Clinton’s support among Latinos, which make up 9 percent of the state’s population and account for about 5 percent of the state’s voters, could make the difference. Across the country, the Democratic nominee has held a commanding lead against Trump among Latino voters. An NBC / Wall Street Journal poll from October found her holding a 50-point advantage over Trump. That may not come as a surprise: Throughout the election, the Republican nominee’s inflammatory rhetoric against immigrants has alienated Latinos.
But in a divisive election, with a Republican candidate that’s largely unpopular among Latinos, is Clinton’s support genuine? In Virginia, it would seem to go both ways, with some Latino voters backing her enthusiastically and others seeing her as the lesser of two evils.
CASA In Action has rolled out efforts over the last few months to reach Latino voters in Maryland, Virginia, and Pennsylvania, and measure their support for Clinton, whom they’ve endorsed. “We’re targeting infrequent voters, first-time voters,” said Luis Aguilar, advocacy and election specialist for CASA In Action. “You have to have longer conversations with them.” Since August, the group has been canvassing several days a week.
Jennifer Romero and Anika Rahman are among the paid canvassers. I rode around Sterling, Virginia with the two on a sunny Sunday morning this month. It was an average day for Romero, 19, and Rahman, 23. They’ve been knocking on doors around northern Virginia for weeks.
Romero is soft spoken—except for when she’s distinguishing between Democrat LuAnn Bennett, who’s been endorsed by CASA In Action, from her opponent, Republican Representative Barbara Comstock. Canvassing takes on an unique meaning for Romero, who is a DACA member and can’t vote. She came to the United States when she was 4 years old and has high aspirations, principally becoming an FBI agent. But above all, Romero is unwavering in her determination to encourage voters to turn out on November 8. Rahman shares her motivation since she, too, is unable to cast a ballot as a legal resident. “I’m not allowed to vote, but I’m allowed to have an opinion,” she told me.
While their efforts are not solely focused on Latinos, in Sterling Latinos account for 35 percent of the population. Romero and Rahman moved from house-to-house, up and down streets, on Sunday, handing out flyers and diligently taking notes on their iPads as they went.
“If they take a flyer, it’s a good indication they’re voting for Clinton,” Rahman said. That was the case with 28-year-old Sterling resident Fredy Arearblo, who called Clinton “the best” candidate. “(Hillary Clinton) tiene más cosas que nos conviene a los Hispanos,” Arearblo said. Translated to: “Hillary Clinton has more things that help Hispanics.”
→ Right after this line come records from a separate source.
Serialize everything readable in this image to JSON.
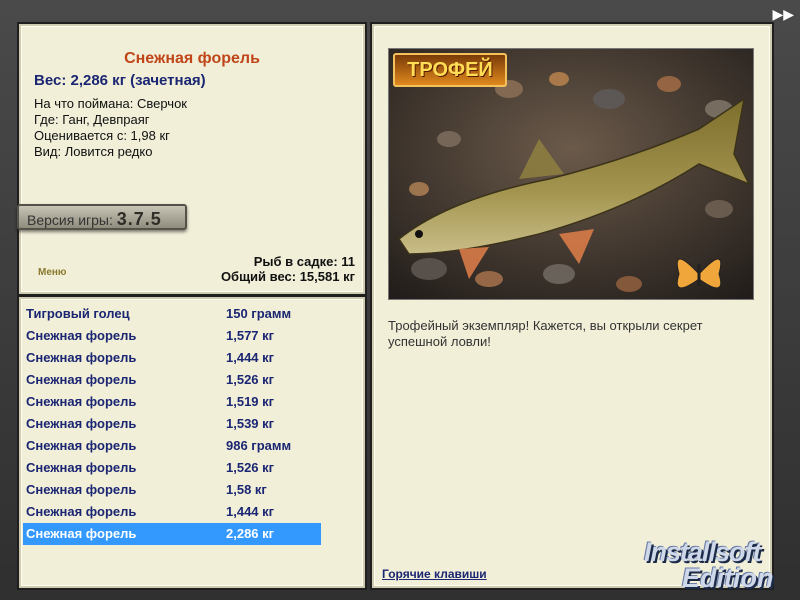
{
  "info": {
    "fish_name": "Снежная форель",
    "weight_line": "Вес: 2,286 кг (зачетная)",
    "bait": "На что поймана: Сверчок",
    "place": "Где: Ганг, Девпраяг",
    "value": "Оценивается с: 1,98 кг",
    "kind": "Вид: Ловится редко",
    "version_label": "Версия игры:",
    "version_number": "3.7.5",
    "menu_label": "Меню",
    "fish_in_keepnet": "Рыб в садке: 11",
    "total_weight": "Общий вес: 15,581 кг"
  },
  "catch_list": [
    {
      "name": "Тигровый голец",
      "weight": "150 грамм"
    },
    {
      "name": "Снежная форель",
      "weight": "1,577 кг"
    },
    {
      "name": "Снежная форель",
      "weight": "1,444 кг"
    },
    {
      "name": "Снежная форель",
      "weight": "1,526 кг"
    },
    {
      "name": "Снежная форель",
      "weight": "1,519 кг"
    },
    {
      "name": "Снежная форель",
      "weight": "1,539 кг"
    },
    {
      "name": "Снежная форель",
      "weight": "986 грамм"
    },
    {
      "name": "Снежная форель",
      "weight": "1,526 кг"
    },
    {
      "name": "Снежная форель",
      "weight": "1,58 кг"
    },
    {
      "name": "Снежная форель",
      "weight": "1,444 кг"
    },
    {
      "name": "Снежная форель",
      "weight": "2,286 кг"
    }
  ],
  "selected_index": 10,
  "right": {
    "trophy_badge": "ТРОФЕЙ",
    "message": "Трофейный экземпляр! Кажется, вы открыли секрет успешной ловли!",
    "hotkeys_link": "Горячие клавиши"
  },
  "top_button": "▶▶",
  "watermark": {
    "line1": "Installsoft",
    "line2": "Edition"
  },
  "colors": {
    "panel_bg": "#f1efd8",
    "title_orange": "#c0461a",
    "navy_text": "#1b2673",
    "selection_blue": "#3399ff"
  },
  "icons": {
    "fast_forward": "fast-forward-icon",
    "fish_photo": "trout-photo",
    "butterfly": "butterfly-icon"
  }
}
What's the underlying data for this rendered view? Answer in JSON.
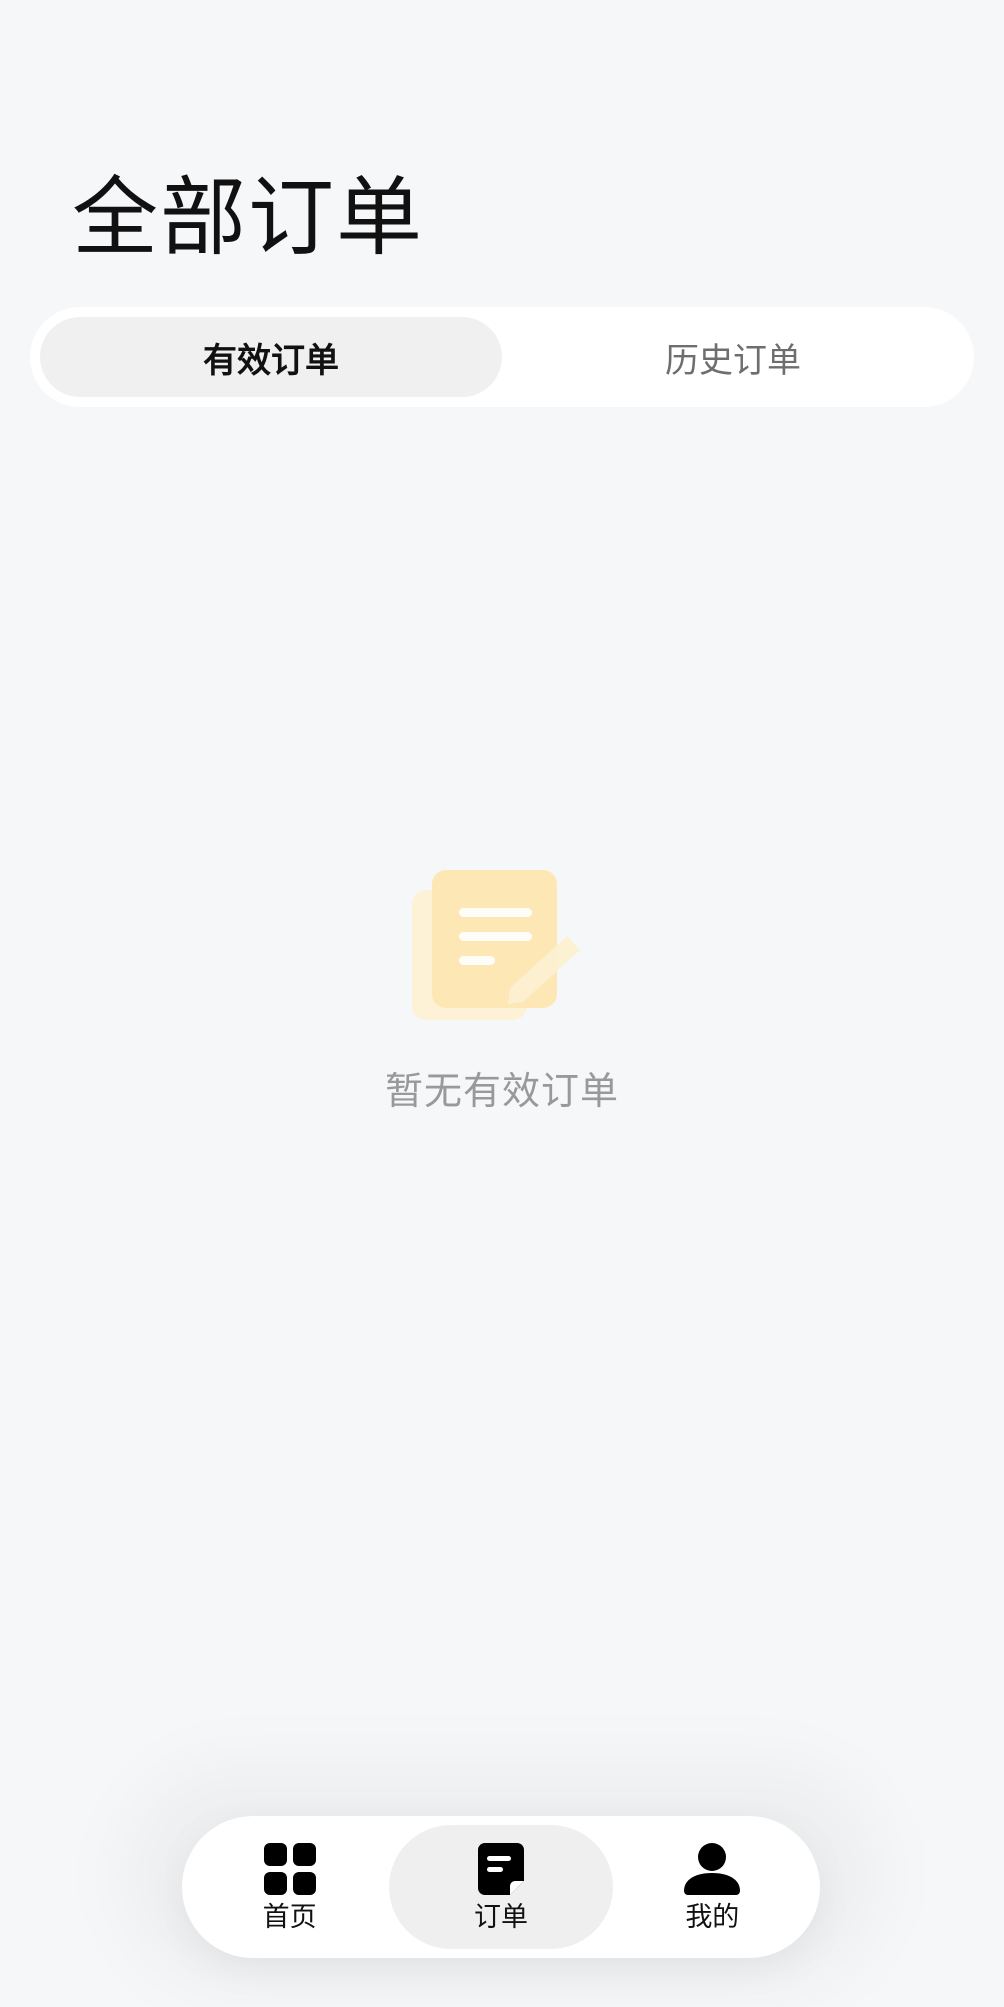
{
  "page": {
    "title": "全部订单"
  },
  "tabs": [
    {
      "label": "有效订单",
      "active": true
    },
    {
      "label": "历史订单",
      "active": false
    }
  ],
  "empty_state": {
    "icon": "order-document-icon",
    "message": "暂无有效订单"
  },
  "bottom_nav": {
    "items": [
      {
        "label": "首页",
        "icon": "grid-icon",
        "active": false
      },
      {
        "label": "订单",
        "icon": "order-icon",
        "active": true
      },
      {
        "label": "我的",
        "icon": "user-icon",
        "active": false
      }
    ]
  },
  "colors": {
    "background": "#f6f7f9",
    "surface": "#ffffff",
    "active_pill": "#f0f0f0",
    "text_primary": "#111111",
    "text_secondary": "#6e6e6e",
    "text_muted": "#999999",
    "illustration_accent": "#fde7b4"
  }
}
Aguilar noted that Trump’s remarks about Latinos this election cycle has made the choice between candidates clearer. “It’s almost common sense,” he told me. In Virginia, CASA In Action has been canvassing in Fairfax County, Prince William County, and Loudoun County. “We’ve seen more support (for Clinton) in Loudoun,” Aguilar said. Latinos make up nearly 14 percent of the population in Loudoun County, compared to 22 percent in Prince William County and 16 percent in Fairfax.